━━━ Exercise inputs ━━━

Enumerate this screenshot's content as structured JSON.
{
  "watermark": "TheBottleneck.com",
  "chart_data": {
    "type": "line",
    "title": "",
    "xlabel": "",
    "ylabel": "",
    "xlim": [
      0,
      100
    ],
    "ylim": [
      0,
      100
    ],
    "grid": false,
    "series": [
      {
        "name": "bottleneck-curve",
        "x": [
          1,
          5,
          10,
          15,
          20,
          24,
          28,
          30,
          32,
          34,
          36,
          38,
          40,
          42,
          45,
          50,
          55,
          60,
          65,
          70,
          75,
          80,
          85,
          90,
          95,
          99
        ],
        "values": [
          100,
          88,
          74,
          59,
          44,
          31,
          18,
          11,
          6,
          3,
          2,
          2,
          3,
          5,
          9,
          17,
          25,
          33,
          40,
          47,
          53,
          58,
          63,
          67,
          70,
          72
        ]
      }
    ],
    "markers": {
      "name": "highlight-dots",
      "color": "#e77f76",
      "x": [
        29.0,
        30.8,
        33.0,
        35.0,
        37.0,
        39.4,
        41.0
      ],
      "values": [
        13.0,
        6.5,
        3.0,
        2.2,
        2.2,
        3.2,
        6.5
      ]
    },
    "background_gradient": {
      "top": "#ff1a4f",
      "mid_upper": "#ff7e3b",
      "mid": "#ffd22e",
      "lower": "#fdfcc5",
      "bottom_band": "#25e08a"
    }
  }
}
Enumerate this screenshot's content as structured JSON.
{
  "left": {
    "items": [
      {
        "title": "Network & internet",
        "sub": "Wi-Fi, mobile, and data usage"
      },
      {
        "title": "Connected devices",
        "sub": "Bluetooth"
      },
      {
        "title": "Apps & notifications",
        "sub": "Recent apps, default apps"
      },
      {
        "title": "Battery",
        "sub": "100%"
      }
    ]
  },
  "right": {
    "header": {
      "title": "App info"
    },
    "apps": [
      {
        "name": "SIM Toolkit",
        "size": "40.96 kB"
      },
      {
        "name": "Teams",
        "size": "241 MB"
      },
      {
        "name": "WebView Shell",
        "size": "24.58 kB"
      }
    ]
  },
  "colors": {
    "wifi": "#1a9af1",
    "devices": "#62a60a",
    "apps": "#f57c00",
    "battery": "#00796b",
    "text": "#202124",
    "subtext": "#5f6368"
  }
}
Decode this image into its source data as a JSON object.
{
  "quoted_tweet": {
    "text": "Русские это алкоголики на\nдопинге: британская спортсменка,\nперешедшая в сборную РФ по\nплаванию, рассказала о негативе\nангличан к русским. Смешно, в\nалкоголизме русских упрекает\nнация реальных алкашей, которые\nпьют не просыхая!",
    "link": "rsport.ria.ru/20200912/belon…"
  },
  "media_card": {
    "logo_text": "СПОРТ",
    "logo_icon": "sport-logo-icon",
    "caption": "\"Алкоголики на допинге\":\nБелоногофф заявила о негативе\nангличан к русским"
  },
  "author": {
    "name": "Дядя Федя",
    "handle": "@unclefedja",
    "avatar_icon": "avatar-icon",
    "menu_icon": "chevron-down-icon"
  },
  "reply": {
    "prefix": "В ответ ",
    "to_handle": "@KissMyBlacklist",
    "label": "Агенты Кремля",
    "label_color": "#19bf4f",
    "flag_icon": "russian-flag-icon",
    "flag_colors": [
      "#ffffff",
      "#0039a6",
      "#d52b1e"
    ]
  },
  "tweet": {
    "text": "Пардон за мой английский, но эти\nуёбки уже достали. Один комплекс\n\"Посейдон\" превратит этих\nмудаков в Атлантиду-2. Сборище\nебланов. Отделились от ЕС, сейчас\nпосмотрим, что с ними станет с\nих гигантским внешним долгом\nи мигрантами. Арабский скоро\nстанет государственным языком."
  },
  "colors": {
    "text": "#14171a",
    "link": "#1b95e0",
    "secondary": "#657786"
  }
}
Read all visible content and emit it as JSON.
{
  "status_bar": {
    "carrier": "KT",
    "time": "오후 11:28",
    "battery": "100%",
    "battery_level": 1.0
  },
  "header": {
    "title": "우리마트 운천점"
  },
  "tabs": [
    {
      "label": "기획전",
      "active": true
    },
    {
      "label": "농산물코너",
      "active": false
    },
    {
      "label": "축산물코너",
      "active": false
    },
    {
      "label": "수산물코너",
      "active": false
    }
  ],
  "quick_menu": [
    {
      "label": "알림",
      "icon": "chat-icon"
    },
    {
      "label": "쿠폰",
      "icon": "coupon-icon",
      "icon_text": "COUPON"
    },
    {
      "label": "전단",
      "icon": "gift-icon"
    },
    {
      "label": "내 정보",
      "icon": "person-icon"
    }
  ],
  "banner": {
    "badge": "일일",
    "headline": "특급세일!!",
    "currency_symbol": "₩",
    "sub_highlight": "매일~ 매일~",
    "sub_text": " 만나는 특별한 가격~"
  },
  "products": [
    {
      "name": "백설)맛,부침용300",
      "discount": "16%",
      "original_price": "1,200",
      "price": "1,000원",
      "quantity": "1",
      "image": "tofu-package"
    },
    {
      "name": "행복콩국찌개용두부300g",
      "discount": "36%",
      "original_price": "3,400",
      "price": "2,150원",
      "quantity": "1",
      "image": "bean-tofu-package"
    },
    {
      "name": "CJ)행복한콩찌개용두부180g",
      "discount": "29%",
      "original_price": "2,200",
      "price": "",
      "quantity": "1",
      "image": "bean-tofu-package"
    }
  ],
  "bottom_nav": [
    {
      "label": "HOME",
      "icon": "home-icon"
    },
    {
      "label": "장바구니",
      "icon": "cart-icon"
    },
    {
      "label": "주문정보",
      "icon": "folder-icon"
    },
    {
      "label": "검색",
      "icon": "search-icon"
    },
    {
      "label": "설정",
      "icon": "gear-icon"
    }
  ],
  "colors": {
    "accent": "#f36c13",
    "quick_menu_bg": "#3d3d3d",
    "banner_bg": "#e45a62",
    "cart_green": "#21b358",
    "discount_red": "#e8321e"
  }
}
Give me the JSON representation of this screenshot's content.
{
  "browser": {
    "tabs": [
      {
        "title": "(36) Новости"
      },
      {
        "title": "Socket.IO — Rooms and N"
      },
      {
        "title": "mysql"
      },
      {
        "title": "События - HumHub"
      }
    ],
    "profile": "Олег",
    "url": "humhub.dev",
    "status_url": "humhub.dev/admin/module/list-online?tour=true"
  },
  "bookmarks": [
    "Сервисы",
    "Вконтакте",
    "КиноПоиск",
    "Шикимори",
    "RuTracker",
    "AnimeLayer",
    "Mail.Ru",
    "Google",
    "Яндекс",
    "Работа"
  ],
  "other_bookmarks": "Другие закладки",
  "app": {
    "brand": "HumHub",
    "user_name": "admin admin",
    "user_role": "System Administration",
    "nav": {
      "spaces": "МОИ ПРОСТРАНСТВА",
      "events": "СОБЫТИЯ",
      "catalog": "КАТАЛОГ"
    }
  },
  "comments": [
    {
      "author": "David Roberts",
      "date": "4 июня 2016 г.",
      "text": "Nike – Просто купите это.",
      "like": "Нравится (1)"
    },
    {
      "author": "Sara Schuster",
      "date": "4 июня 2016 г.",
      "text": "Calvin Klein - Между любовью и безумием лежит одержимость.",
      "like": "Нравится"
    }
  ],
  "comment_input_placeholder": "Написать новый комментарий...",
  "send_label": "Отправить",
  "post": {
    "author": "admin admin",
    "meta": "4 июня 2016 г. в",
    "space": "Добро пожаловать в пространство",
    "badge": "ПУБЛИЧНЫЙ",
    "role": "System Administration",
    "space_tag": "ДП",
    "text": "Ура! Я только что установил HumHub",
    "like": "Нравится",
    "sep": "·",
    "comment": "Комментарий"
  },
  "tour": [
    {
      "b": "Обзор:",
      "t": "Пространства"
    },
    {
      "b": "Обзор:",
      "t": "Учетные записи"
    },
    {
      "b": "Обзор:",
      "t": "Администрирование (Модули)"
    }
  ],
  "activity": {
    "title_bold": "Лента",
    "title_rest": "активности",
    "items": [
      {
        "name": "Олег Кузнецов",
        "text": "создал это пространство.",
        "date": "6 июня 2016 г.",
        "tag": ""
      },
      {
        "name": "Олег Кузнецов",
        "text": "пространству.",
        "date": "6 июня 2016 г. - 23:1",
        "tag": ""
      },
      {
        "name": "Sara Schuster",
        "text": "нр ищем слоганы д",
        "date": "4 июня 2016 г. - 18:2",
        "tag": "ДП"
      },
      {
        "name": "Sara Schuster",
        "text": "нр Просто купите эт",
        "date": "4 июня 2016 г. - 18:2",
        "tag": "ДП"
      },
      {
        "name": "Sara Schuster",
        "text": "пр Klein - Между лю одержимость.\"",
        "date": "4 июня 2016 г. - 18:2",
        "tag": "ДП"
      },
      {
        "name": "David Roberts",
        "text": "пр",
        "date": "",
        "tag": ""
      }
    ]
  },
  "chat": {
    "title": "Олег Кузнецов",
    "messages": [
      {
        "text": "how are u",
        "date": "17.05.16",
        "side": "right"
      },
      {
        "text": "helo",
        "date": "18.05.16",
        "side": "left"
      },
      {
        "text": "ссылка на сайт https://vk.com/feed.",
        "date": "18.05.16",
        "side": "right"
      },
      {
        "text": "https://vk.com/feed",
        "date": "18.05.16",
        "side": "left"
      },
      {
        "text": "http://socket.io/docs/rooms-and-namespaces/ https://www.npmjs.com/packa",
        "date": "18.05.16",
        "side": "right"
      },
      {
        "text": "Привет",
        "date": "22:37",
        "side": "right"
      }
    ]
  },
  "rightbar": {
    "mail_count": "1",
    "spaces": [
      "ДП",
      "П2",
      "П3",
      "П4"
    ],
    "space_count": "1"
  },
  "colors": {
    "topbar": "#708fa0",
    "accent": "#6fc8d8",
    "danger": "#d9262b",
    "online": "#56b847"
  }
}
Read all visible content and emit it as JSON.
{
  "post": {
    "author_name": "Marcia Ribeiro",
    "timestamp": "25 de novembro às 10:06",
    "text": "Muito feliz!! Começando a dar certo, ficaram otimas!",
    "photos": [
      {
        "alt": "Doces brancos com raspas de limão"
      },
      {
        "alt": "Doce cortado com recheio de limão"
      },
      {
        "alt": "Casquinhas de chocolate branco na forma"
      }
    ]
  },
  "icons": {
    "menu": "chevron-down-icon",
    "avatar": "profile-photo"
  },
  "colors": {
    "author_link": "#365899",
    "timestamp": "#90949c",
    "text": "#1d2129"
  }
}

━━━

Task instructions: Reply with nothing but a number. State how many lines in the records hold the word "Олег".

Solution to this exercise: 4